Task brief: Every record is to be returned as written, with no omissions.

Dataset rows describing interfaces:
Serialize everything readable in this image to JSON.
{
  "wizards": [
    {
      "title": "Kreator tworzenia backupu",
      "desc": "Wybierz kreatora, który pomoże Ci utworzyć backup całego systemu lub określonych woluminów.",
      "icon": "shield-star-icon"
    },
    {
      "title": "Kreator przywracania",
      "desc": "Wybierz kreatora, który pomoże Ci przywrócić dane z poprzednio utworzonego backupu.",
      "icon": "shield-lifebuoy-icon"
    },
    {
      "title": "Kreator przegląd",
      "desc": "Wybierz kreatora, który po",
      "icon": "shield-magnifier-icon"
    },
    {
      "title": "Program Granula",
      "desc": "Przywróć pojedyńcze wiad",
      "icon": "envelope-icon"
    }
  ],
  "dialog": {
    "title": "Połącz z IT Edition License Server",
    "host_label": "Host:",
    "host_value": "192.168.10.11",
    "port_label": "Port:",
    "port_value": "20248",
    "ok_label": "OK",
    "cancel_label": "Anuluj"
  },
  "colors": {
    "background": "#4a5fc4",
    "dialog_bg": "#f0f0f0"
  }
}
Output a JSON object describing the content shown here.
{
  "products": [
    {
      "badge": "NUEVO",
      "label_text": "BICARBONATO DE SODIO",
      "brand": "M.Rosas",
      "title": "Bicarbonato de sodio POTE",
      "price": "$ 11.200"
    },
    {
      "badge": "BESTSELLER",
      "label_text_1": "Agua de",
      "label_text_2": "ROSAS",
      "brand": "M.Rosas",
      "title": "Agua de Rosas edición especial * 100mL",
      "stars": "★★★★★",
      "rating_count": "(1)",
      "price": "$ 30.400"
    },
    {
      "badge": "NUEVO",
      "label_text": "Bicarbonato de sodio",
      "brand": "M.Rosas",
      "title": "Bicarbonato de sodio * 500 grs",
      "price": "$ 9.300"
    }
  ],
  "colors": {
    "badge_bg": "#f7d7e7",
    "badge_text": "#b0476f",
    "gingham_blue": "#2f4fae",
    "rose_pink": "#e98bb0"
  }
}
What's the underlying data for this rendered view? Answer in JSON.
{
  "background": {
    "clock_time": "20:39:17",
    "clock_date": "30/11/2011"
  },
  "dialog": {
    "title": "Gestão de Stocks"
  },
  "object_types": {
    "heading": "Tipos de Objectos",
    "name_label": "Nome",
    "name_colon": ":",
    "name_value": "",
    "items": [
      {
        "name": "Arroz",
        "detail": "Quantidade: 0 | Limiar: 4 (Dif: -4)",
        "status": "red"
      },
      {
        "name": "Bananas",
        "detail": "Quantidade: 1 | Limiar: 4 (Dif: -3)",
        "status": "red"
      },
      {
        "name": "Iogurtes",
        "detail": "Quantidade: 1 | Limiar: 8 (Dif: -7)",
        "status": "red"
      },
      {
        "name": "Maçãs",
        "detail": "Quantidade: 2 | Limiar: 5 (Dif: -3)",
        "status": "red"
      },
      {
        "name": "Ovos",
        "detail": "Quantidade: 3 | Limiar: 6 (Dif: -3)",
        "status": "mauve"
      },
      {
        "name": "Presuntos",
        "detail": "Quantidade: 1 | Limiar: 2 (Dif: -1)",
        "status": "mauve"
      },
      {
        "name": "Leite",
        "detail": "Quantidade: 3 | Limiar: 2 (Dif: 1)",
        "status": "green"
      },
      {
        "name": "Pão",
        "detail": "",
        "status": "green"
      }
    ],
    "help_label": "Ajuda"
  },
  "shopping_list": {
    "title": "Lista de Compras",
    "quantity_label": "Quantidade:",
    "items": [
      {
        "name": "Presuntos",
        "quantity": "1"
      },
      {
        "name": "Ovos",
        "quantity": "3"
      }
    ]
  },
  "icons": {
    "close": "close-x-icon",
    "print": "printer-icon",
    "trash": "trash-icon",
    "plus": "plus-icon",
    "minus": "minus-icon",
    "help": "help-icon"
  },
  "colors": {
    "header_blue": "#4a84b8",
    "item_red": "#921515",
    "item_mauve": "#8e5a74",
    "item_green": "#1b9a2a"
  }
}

Answer section:
Serialize everything readable in this image to JSON.
{
  "wizards": [
    {
      "title": "Kreator tworzenia backupu",
      "desc": "Wybierz kreatora, który pomoże Ci utworzyć backup całego systemu lub określonych woluminów.",
      "icon": "shield-star-icon"
    },
    {
      "title": "Kreator przywracania",
      "desc": "Wybierz kreatora, który pomoże Ci przywrócić dane z poprzednio utworzonego backupu.",
      "icon": "shield-lifebuoy-icon"
    },
    {
      "title": "Kreator przegląd",
      "desc": "Wybierz kreatora, który po",
      "icon": "shield-magnifier-icon"
    },
    {
      "title": "Program Granula",
      "desc": "Przywróć pojedyńcze wiad",
      "icon": "envelope-icon"
    }
  ],
  "dialog": {
    "title": "Połącz z IT Edition License Server",
    "host_label": "Host:",
    "host_value": "192.168.10.11",
    "port_label": "Port:",
    "port_value": "20248",
    "ok_label": "OK",
    "cancel_label": "Anuluj"
  },
  "colors": {
    "background": "#4a5fc4",
    "dialog_bg": "#f0f0f0"
  }
}
Output a JSON object describing the content shown here.
{
  "products": [
    {
      "badge": "NUEVO",
      "label_text": "BICARBONATO DE SODIO",
      "brand": "M.Rosas",
      "title": "Bicarbonato de sodio POTE",
      "price": "$ 11.200"
    },
    {
      "badge": "BESTSELLER",
      "label_text_1": "Agua de",
      "label_text_2": "ROSAS",
      "brand": "M.Rosas",
      "title": "Agua de Rosas edición especial * 100mL",
      "stars": "★★★★★",
      "rating_count": "(1)",
      "price": "$ 30.400"
    },
    {
      "badge": "NUEVO",
      "label_text": "Bicarbonato de sodio",
      "brand": "M.Rosas",
      "title": "Bicarbonato de sodio * 500 grs",
      "price": "$ 9.300"
    }
  ],
  "colors": {
    "badge_bg": "#f7d7e7",
    "badge_text": "#b0476f",
    "gingham_blue": "#2f4fae",
    "rose_pink": "#e98bb0"
  }
}
What's the underlying data for this rendered view? Answer in JSON.
{
  "background": {
    "clock_time": "20:39:17",
    "clock_date": "30/11/2011"
  },
  "dialog": {
    "title": "Gestão de Stocks"
  },
  "object_types": {
    "heading": "Tipos de Objectos",
    "name_label": "Nome",
    "name_colon": ":",
    "name_value": "",
    "items": [
      {
        "name": "Arroz",
        "detail": "Quantidade: 0 | Limiar: 4 (Dif: -4)",
        "status": "red"
      },
      {
        "name": "Bananas",
        "detail": "Quantidade: 1 | Limiar: 4 (Dif: -3)",
        "status": "red"
      },
      {
        "name": "Iogurtes",
        "detail": "Quantidade: 1 | Limiar: 8 (Dif: -7)",
        "status": "red"
      },
      {
        "name": "Maçãs",
        "detail": "Quantidade: 2 | Limiar: 5 (Dif: -3)",
        "status": "red"
      },
      {
        "name": "Ovos",
        "detail": "Quantidade: 3 | Limiar: 6 (Dif: -3)",
        "status": "mauve"
      },
      {
        "name": "Presuntos",
        "detail": "Quantidade: 1 | Limiar: 2 (Dif: -1)",
        "status": "mauve"
      },
      {
        "name": "Leite",
        "detail": "Quantidade: 3 | Limiar: 2 (Dif: 1)",
        "status": "green"
      },
      {
        "name": "Pão",
        "detail": "",
        "status": "green"
      }
    ],
    "help_label": "Ajuda"
  },
  "shopping_list": {
    "title": "Lista de Compras",
    "quantity_label": "Quantidade:",
    "items": [
      {
        "name": "Presuntos",
        "quantity": "1"
      },
      {
        "name": "Ovos",
        "quantity": "3"
      }
    ]
  },
  "icons": {
    "close": "close-x-icon",
    "print": "printer-icon",
    "trash": "trash-icon",
    "plus": "plus-icon",
    "minus": "minus-icon",
    "help": "help-icon"
  },
  "colors": {
    "header_blue": "#4a84b8",
    "item_red": "#921515",
    "item_mauve": "#8e5a74",
    "item_green": "#1b9a2a"
  }
}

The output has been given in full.